Western culture is clearly coming to a breaking point between the two competing ideologies of Liberalism, which has its "religious" expression in Humanism - with or without the atheism - and Christianity, which is considerably weaker than it's ever been in the West, outplayed and outshone by its competitor's easy breezy narcissistic hedonism. 

The two have coexisted uneasily for this last half century, but cannot much longer now that Liberalism has decided to directly and unambiguously target religion and the religious as Evil, and has decided that nodding and smiling is not enough of a response to affirmations of its core tenets of democracy, diversity, unfettered sexual exploration, and redistributionism.  So, here we go.

The Pax Dickinson skirmish of last week, was one of many recent examples of people being fired for saying something - instead of say, doing something - the other side considered going against the narrative and outside the realm of acceptable thought.  My response to it was rather personal as it happened to me, on a much smaller, less public scale a few years ago.  I had done volunteer work for a reader's website for about 10 years and had gotten along just fine with the site's administration and readers all that time, until I strayed from the party line on frats, alcohol and rape, and then people made a lot of noise, called me a lot of names, attempted to psychoanalyze me online, and called for my dismissal.  I decided to resign rather than apologize and (maybe) be forgiven.  Doing thousands - literally thousands - of hours of volunteer html coding behind the scenes no longer seemed so appealing.  The hardest thing for me to swallow was the accusation that my son was obviously in an abusive situation with me as his mother, if I thought the way I think.
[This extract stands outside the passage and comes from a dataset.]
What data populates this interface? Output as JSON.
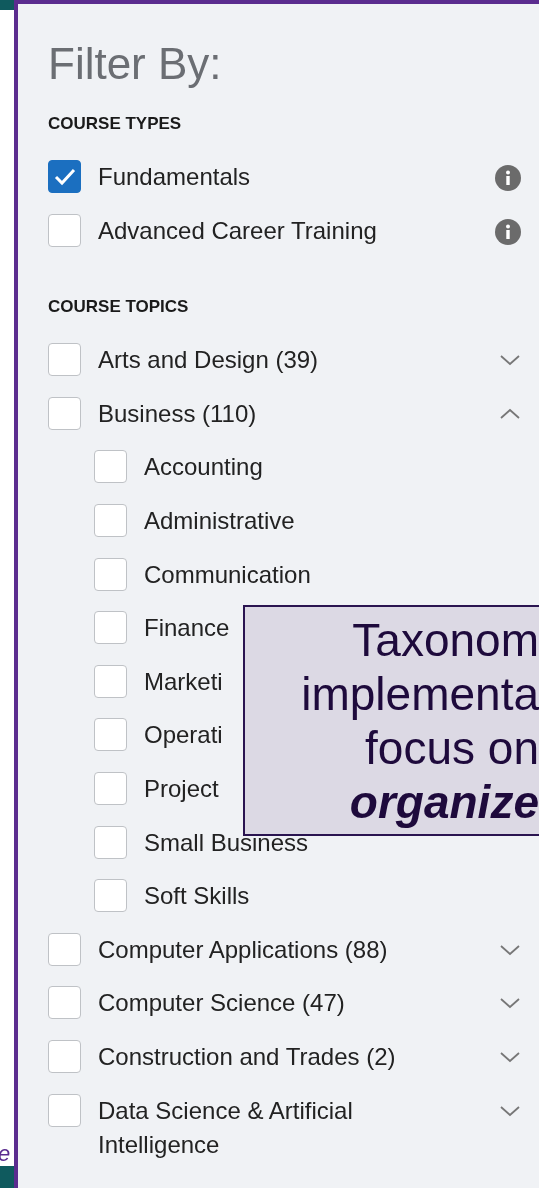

I saw the same sentiment echoed in Anil Dash's words about Dickinson: "So, to be clear: I have no interest in playing an agent of Pax Dickinson's redemption. I do not want him anywhere near kids of any sort, let alone teaching anyone." 

Words now = pedophilia or child abuse. 

I was also extremely put off by how the people who criticized me seemed to revel in my newly cast off status, how they gleefully proclaimed, "Google is forever," as if my never getting a job again was suitable punishment for saying women shouldn't go to frat parties and get completely hammered because it wasn't safe.  Justice served!  Maybe someday she and her (abused kid) can starve!  We can always hope!

To be clear, I believe (among other things):
  • Order > Chaos
  • Self control > Hedonism
  • Community > Individual expression
None of those values would have even been questioned by the majority of Americans fifty years ago.

It's interesting, though, to see how the other side reacts when someone of their values wanders past the ideological fence and gets taken down.  The outrage, the cries of unfairness, the accusations of injustice, bigotry, McCarthyism; it's all the same.  In this case, a lesbian Catholic school teacher was fired for coming out and stating she was in a lesbian relationship.  She wanted to express her values, and since this is not in accordance with the Catholic Church's "branding," she was fired.  An entirely predictable outcome. 

Note that children are once again involved.  It's really starting to heat up over children and who gets access to their minds.  This is because we're splintering as a society into groups - not even cohesive groups - but everyone knows that children are the future, and if people can choose how and where and why to educate their children, they may not choose as directed.  Should be interesting.